Wed, Feb
21 New Articles

FILM REVIEW No Strings Attached

Going Out
Natalie Portman and Ashton Kutcher star in ‘No Strings Attached’.
NO FLOWERS, PLEASE Natalie Portman and Ashton Kutcher star in ‘No Strings Attached’.

Love, sex and strange ground rules

Daniel Carey

Last Tuesday, I received a text message – “Overheard in Galway … Builder 1: ‘Tell me you love me though’. Builder 2: ‘What the f*** are you on about, man?’ Builder 1: ‘You do though’.  Builder 2: ‘Ah, I do, yeah’.”
I was reminded of that exchange while watching Ivan Reitman’s new rom-com ‘No Strings Attached’, during a scene where two lesbians express their heretofore secret love for each other while sitting either side of Ashton Kutcher. But I laughed more heartily reading the text message than watching the movie.
It’s a funny, thing, love. Apparently the ancient Greeks had seven different words for it. And it features in one form or another in most motion pictures. ‘No Strings Attached’ poses the question: can you have sex without love getting in the way? It stars Ashton Kutcher and Natalie Portman as self-described ‘sex friends’, people who ‘use each other for sex at all hours of the day and night’ without actually dating.
Kutcher plays Adam, a guy trying to get over the fact that his ex-girlfriend is now dating his famous father (Kevin Kline). After a booze-filled night, he wakes up on a sofa belonging to Emma (Portman). A ‘one-morning stand’ quickly ensues.
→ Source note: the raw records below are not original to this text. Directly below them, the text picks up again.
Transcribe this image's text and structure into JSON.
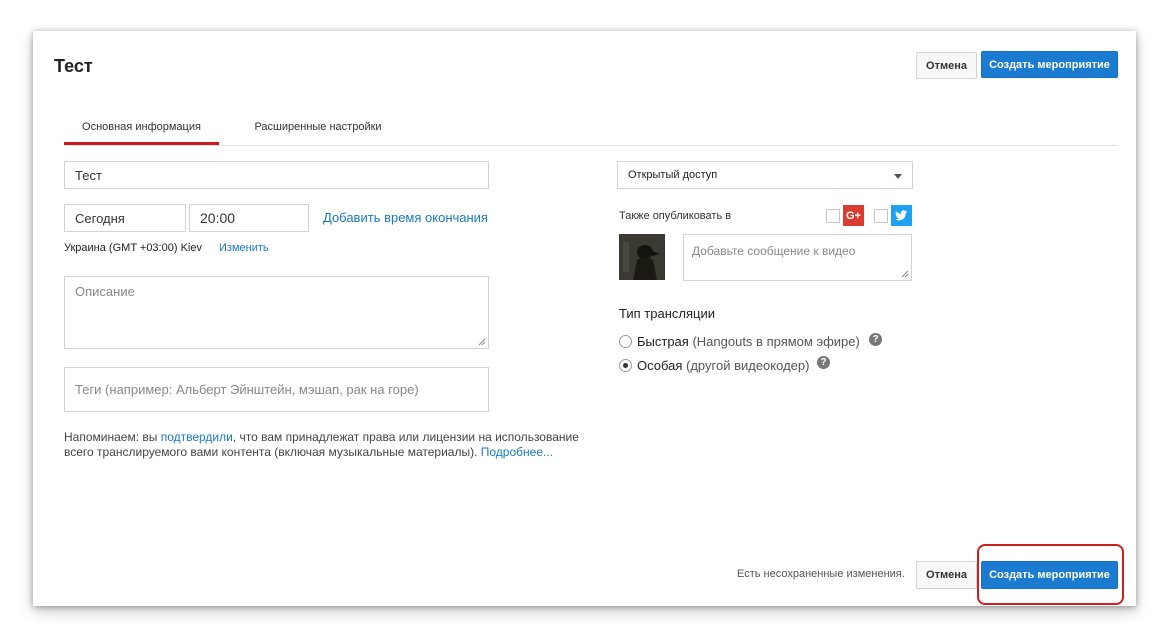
{
  "header": {
    "title": "Тест",
    "cancel_label": "Отмена",
    "create_label": "Создать мероприятие"
  },
  "tabs": [
    {
      "label": "Основная информация",
      "active": true
    },
    {
      "label": "Расширенные настройки",
      "active": false
    }
  ],
  "form": {
    "title_value": "Тест",
    "date_value": "Сегодня",
    "time_value": "20:00",
    "add_end_time_label": "Добавить время окончания",
    "timezone_text": "Украина (GMT +03:00) Kiev",
    "change_label": "Изменить",
    "description_placeholder": "Описание",
    "tags_placeholder": "Теги (например: Альберт Эйнштейн, мэшап, рак на горе)",
    "notice_prefix": "Напоминаем: вы ",
    "notice_link": "подтвердили",
    "notice_middle": ", что вам принадлежат права или лицензии на использование всего транслируемого вами контента (включая музыкальные материалы). ",
    "notice_more": "Подробнее..."
  },
  "right": {
    "privacy_value": "Открытый доступ",
    "also_publish_label": "Также опубликовать в",
    "share_placeholder": "Добавьте сообщение к видео",
    "broadcast_type_heading": "Тип трансляции",
    "option_quick_bold": "Быстрая",
    "option_quick_rest": " (Hangouts в прямом эфире)",
    "option_custom_bold": "Особая",
    "option_custom_rest": " (другой видеокодер)",
    "help_glyph": "?",
    "gplus_glyph": "G+"
  },
  "footer": {
    "unsaved_text": "Есть несохраненные изменения.",
    "cancel_label": "Отмена",
    "create_label": "Создать мероприятие"
  },
  "colors": {
    "accent_blue": "#1b7bd1",
    "link_blue": "#167ac6",
    "tab_red": "#cc181e",
    "gplus_red": "#d73d32",
    "twitter_blue": "#1da1f2",
    "highlight_red": "#d01f1f"
  },
  "icons": [
    "dropdown-arrow-icon",
    "google-plus-icon",
    "twitter-icon",
    "help-icon",
    "resize-handle-icon",
    "avatar"
  ]
}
He’s smitten, but she says having a boyfriend brings her out in the emotional equivalent of a ‘peanut allergy’. She’s happy to have regular and adventurous sex with him, but doesn’t want to snuggle, or fight, or eat breakfast together, or do anything ‘regular couples’ do. Adam accepts the ground rules, while helpfully mapping out a future where they fall in love.
The project’s working title was ‘Friends With Benefits’, which may explain why Paramount’s official synopsis describes the characters as “lifelong friends” (which they’re not) whose unorthodox relationship is rooted in trying to “protect their friendship”. Funny, I thought the original excuse was Emma’s 80-hour working week.
There are some mildly amusing lines but few laugh-out-loud moments. Adam’s response to his father’s revelation is to call every female whose number he possesses until one of them agrees to sleep with him. During a brief montage, he first offers to move to Ohio and, when that fails, tells the next person on his list: “Of course I can visit – which hospital?” It is as if Eddie Murphy’s Prince Akeem in ‘Coming To America’ said ‘yes’ to the devil-worshipper, or the woman who was Joan of Arc in a former life, or the lady whose husband was on death row.
But for every snappy one-liner, there’s a crude, sex-based joke … and even the best of those aren’t great. A chauvinistic honky-tonk singer belts out the line ‘I got 99 problems and a bitch ain’t one’. Adam’s friend Eli suggests that a one-night stand in a Prius is a guilt-free experience, because hybrid cars are environmentally friendly. You get the picture.
When Emma tells Adam to sleep with a stranger, his friends tell him he’s living every man’s dream. But his interest in her has gone beyond the physical, and a game of double (or even treble) bluff follows.
It’s ground that was dealt with successfully in ‘Love and Other Drugs’, where Anne Hathaway’s reluctance to get close to Jake Gyllenhaal could be explained by her early-onset of Parkinson’s Disease. Here, Emma’s refusal to commit to the “annoyingly happy” man with “a good heart” increasingly grates, and makes you wonder – or care – if they should be together at all.
So is ‘No Strings Attached’ worth seeing? It has its moments, but to use a double entendre that could have been taken from the script – I’ve had better.

Rating 5 out of 10